Rendering of Librii concept showing a traditional reading room on the left, a shaded agora with free wi-fi in the middle, and an e-hub on the right.
A team that emerged from Rice University has launched a Kickstarter campaign to support Librii, a project that seeks to reinvent libraries and increase access to knowledge in the developing world.
The library would actively engage users as content creators, operate on a sustainable business model, and maximize the potential of high-speed information exchange. A reading room would house all physical documents, including materials requested by users and those made by users with an onsite machine that prints and binds books. The shaded area would provide free wi-fi connectivity. An e-hub would be available for a small fee and feature extensive electronic resources.
“Libraries today aren’t places where people go to absorb information in a contemplative environment, they’re places where people go to create things,” says Librii Director David Dewane. “Our goal is to get people connected to open access resources in such a way that will enable them to create content, gain access to educational materials, learn new skillsets, and ultimately provide the tools they need to flourish.”
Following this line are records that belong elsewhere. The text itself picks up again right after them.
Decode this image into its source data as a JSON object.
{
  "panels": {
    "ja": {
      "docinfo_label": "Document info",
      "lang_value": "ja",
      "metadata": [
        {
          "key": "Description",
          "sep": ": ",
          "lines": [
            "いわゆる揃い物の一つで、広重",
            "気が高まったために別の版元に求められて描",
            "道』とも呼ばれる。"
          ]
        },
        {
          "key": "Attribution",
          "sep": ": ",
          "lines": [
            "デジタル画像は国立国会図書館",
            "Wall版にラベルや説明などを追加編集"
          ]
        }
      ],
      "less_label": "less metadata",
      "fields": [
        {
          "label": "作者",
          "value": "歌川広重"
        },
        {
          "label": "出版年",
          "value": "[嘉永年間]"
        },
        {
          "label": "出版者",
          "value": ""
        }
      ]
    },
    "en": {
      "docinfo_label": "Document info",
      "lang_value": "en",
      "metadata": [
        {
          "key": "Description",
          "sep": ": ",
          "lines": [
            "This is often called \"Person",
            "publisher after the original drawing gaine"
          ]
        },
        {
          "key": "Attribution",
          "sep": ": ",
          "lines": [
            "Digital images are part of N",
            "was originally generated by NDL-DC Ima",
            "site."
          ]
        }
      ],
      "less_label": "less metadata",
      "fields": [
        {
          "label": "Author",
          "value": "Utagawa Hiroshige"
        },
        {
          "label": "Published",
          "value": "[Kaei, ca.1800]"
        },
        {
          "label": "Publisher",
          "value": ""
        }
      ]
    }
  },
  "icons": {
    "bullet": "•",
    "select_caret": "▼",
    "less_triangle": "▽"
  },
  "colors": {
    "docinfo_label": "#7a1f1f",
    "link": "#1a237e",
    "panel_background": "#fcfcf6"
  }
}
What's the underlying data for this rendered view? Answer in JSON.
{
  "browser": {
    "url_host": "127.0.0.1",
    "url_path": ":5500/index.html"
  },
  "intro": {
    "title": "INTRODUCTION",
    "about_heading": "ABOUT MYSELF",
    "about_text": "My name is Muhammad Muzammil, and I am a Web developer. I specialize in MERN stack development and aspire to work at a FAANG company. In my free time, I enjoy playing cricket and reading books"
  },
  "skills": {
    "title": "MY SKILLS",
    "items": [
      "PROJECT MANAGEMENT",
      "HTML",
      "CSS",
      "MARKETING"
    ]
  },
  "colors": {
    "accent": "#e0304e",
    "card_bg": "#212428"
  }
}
The design of the building is impressive in its use of low-cost, sturdy materials that shape the outdoor “agora” or public space. The five members of the current team behind Librii—David Dewane, Rachel Dewane, Jeff Frey, Katie Plocheck, and Judd Swanson—all have roots at Rice University, Rice School of Architecture, or Rice Design Alliance (publisher of this blog). I saw Librii develop from a highly speculative idea to a project thoroughly developed over many hours of donated time and on-the-ground research in Ghana, where they hope to launch the pilot library.
To date, Librii has been made possible with seed funding from the World Bank Institute and with the Best Innovation Leveraging Technology award from the 2011 Dell Social Innovation Challenge. The Kickstarter campaign is made possible with 501c3 support from Architecture for Humanity, D.C., as well as support from a dedicated group of advisers and strategic partnerships, including Librarians Without Borders.
If the Kickstarter campaign succeeds, Librii will fabricate the pilot library. They are more than halfway to their goal of $50,000. If they cannot raise the remaining money, the pledges will be vacated. They are at a critical moment after two-and-a-half years of preparation. Building the pilot will be a crucial first step towards realizing the organization’s long-term goal of seeing a new wave of library construction echoing the Carnegie endowment that built more than 2,500 libraries globally, 100 years ago.